  • You will be asked to lie on the table and then position your legs on the stirrups.
  • The doctor will place a speculum to visualize the cervix.
  • A thin, soft catheter is placed into the cervical opening, and a cannula is inserted into the opening.
  • Contrast is then injected into the catheter or cannula into the uterus. An X-ray is then taken while the cavity is filling up. More contrast is injected, so the tubes get filled and start spilling into the abdomen. More X-ray pictures are taken. The patient is then asked to roll on one side to get an oblique image.

Once done, the instruments are discarded, and the patient is asked to stay on the table for some time to recover from cramps that usually occur due to the injection of contrast.

Possible Results of Tubal Assessment: Hysterosalpingogram

Your results will go to your healthcare provider, who will discuss them with you. If the test shows blockage in your tubes, your doctor may recommend undergoing additional procedures, such as laparoscopy, to further diagnose and treat the condition. They may also recommend some fertility treatment if required, such as IVF.

When should you call your doctor?

Contact your healthcare provider immediately if you notice any unusual signs and symptoms after the procedure.
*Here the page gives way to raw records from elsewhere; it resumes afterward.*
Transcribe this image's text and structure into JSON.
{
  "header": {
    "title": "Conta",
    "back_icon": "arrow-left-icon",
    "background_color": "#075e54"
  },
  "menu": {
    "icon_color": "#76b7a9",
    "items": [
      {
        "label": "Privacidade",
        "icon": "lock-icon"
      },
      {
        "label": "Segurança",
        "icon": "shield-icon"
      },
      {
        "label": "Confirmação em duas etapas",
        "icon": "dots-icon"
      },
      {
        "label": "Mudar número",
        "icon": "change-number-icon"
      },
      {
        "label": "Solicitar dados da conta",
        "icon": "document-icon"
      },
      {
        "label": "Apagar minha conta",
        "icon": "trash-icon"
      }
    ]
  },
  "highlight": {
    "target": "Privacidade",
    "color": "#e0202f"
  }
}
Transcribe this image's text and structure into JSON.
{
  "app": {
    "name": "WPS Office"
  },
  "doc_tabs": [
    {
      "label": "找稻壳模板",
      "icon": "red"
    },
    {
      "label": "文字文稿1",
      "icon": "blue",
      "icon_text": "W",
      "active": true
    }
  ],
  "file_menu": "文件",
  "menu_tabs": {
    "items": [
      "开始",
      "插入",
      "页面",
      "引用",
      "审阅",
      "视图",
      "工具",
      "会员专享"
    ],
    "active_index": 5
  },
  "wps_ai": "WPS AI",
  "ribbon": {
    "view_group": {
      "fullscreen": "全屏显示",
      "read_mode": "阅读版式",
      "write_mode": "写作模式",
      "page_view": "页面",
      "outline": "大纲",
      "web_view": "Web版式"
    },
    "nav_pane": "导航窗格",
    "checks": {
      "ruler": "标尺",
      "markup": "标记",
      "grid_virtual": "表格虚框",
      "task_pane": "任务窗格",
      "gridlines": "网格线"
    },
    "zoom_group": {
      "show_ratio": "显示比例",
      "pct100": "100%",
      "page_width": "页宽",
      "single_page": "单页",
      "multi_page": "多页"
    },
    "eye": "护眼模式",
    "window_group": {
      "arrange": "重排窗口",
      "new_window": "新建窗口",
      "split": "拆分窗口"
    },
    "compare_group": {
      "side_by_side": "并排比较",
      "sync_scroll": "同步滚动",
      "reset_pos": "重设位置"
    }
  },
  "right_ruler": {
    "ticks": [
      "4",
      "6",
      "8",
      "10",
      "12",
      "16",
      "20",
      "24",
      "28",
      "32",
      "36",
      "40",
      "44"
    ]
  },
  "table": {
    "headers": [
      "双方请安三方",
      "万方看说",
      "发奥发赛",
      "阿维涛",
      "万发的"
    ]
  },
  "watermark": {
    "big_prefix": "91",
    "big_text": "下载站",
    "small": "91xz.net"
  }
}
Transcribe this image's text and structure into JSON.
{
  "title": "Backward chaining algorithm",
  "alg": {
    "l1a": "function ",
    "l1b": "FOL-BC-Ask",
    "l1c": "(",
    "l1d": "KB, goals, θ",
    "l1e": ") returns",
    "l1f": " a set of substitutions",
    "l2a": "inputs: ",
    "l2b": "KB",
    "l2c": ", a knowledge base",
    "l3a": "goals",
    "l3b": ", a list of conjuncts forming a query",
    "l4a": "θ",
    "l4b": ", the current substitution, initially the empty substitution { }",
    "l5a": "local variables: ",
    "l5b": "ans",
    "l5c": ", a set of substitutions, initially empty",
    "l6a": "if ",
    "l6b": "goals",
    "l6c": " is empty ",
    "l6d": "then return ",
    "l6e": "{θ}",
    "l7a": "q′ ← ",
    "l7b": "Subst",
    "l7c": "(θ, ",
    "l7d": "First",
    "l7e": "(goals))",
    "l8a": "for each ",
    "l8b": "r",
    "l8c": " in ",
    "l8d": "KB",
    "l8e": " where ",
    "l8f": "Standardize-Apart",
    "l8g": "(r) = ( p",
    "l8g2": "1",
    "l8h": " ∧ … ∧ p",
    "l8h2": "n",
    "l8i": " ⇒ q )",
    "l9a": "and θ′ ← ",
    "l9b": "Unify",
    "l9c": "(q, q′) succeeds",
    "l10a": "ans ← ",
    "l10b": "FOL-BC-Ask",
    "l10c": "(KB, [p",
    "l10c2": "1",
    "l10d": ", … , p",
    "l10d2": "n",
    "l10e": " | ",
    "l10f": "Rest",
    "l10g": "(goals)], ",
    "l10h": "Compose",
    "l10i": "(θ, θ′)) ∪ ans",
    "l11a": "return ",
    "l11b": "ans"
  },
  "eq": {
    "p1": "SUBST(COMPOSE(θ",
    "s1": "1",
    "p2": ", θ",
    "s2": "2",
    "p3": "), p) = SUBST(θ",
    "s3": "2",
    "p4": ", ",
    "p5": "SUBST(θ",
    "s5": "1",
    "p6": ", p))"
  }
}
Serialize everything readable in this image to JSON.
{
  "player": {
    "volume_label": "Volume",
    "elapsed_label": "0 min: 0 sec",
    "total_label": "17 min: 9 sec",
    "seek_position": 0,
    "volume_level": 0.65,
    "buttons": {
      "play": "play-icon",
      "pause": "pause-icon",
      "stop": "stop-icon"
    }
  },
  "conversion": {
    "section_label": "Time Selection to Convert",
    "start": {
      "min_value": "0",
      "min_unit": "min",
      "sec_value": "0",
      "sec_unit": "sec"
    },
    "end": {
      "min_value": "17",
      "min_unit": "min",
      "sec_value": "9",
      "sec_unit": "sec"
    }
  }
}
These symptoms could mean the presence of an infection.

  • Fever
  • Heavy vaginal bleeding
  • Fainting
  • Chills
  • Vomiting
  • Severe cramping in the abdomen
  • Foul-smelling vaginal discharge.


Tubal Assessment: Hysterosalpingogram is helpful for your provider to discover irregularities in your fallopian tubes or uterus. It can be instrumental in helping you discover the cause of infertility if you are facing problems getting pregnant. Blocked tubes are one of the leading causes of infertility. The results of your tubal assessment will take your doctor a step further toward determining the cause of your infertility.

Request an appointment at

Apollo Fertility, Banjara Hills, Hyderabad

Call 1860 500 4424 to book an appointment

1. When is the best time to schedule my HSG test?

It is best to schedule your HSG test after your period is over, but before you start ovulating. Therefore, the best time is between days 6 and 10 of your cycle.

2. What are some possible side effects of the HSG test?

Cramping is the biggest and most common side effect of the HSG test. Your provider will recommend you take OTC pain medications for a few days after the procedure to ease the symptoms. You may also notice sticky vaginal discharge while the dye leaves the body.

3. Can a hysterosalpingogram test clear the blocked tubes?

The dye solution injected to perform the procedure can potentially clear out minor blockages. Due to this, they increase your chances of getting pregnant.

4. How painful is the hysterosalpingogram procedure?

Mild discomfort during and after the procedure is common with the HSG test. You may also experience some cramping due to the dye solution injected into the uterus.

5. What should I avoid before undergoing an HSG test?

For a couple of days before the test, you should avoid sexual intercourse, and avoid using any vaginal medications or creams. Also, you cannot have liquids or food 2 hours before the procedure.

Book an Appointment




Ovulation Calculator